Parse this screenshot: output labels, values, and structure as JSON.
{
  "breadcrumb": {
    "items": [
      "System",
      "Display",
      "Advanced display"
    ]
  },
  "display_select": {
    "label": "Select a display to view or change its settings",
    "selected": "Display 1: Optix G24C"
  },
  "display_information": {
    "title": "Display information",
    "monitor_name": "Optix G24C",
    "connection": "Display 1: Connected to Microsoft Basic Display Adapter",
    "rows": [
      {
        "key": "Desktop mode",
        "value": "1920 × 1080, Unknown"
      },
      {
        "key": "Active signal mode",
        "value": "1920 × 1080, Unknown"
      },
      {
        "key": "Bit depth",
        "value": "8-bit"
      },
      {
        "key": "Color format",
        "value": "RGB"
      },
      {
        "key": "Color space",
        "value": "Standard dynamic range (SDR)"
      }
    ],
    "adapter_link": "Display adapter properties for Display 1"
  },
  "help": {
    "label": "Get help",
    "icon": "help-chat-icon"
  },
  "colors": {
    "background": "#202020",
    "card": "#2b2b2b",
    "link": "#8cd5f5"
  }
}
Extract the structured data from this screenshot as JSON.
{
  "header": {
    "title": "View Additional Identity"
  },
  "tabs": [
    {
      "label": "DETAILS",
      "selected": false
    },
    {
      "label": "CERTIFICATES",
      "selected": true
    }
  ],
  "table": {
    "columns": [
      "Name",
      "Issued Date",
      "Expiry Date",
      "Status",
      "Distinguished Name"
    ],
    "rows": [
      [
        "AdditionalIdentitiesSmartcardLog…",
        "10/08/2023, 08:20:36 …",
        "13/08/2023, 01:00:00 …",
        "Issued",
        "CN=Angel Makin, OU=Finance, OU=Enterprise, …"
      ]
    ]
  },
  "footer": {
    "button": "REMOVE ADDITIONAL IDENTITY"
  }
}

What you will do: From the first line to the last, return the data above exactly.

Answer below:
Parse this screenshot: output labels, values, and structure as JSON.
{
  "breadcrumb": {
    "items": [
      "System",
      "Display",
      "Advanced display"
    ]
  },
  "display_select": {
    "label": "Select a display to view or change its settings",
    "selected": "Display 1: Optix G24C"
  },
  "display_information": {
    "title": "Display information",
    "monitor_name": "Optix G24C",
    "connection": "Display 1: Connected to Microsoft Basic Display Adapter",
    "rows": [
      {
        "key": "Desktop mode",
        "value": "1920 × 1080, Unknown"
      },
      {
        "key": "Active signal mode",
        "value": "1920 × 1080, Unknown"
      },
      {
        "key": "Bit depth",
        "value": "8-bit"
      },
      {
        "key": "Color format",
        "value": "RGB"
      },
      {
        "key": "Color space",
        "value": "Standard dynamic range (SDR)"
      }
    ],
    "adapter_link": "Display adapter properties for Display 1"
  },
  "help": {
    "label": "Get help",
    "icon": "help-chat-icon"
  },
  "colors": {
    "background": "#202020",
    "card": "#2b2b2b",
    "link": "#8cd5f5"
  }
}
Extract the structured data from this screenshot as JSON.
{
  "header": {
    "title": "View Additional Identity"
  },
  "tabs": [
    {
      "label": "DETAILS",
      "selected": false
    },
    {
      "label": "CERTIFICATES",
      "selected": true
    }
  ],
  "table": {
    "columns": [
      "Name",
      "Issued Date",
      "Expiry Date",
      "Status",
      "Distinguished Name"
    ],
    "rows": [
      [
        "AdditionalIdentitiesSmartcardLog…",
        "10/08/2023, 08:20:36 …",
        "13/08/2023, 01:00:00 …",
        "Issued",
        "CN=Angel Makin, OU=Finance, OU=Enterprise, …"
      ]
    ]
  },
  "footer": {
    "button": "REMOVE ADDITIONAL IDENTITY"
  }
}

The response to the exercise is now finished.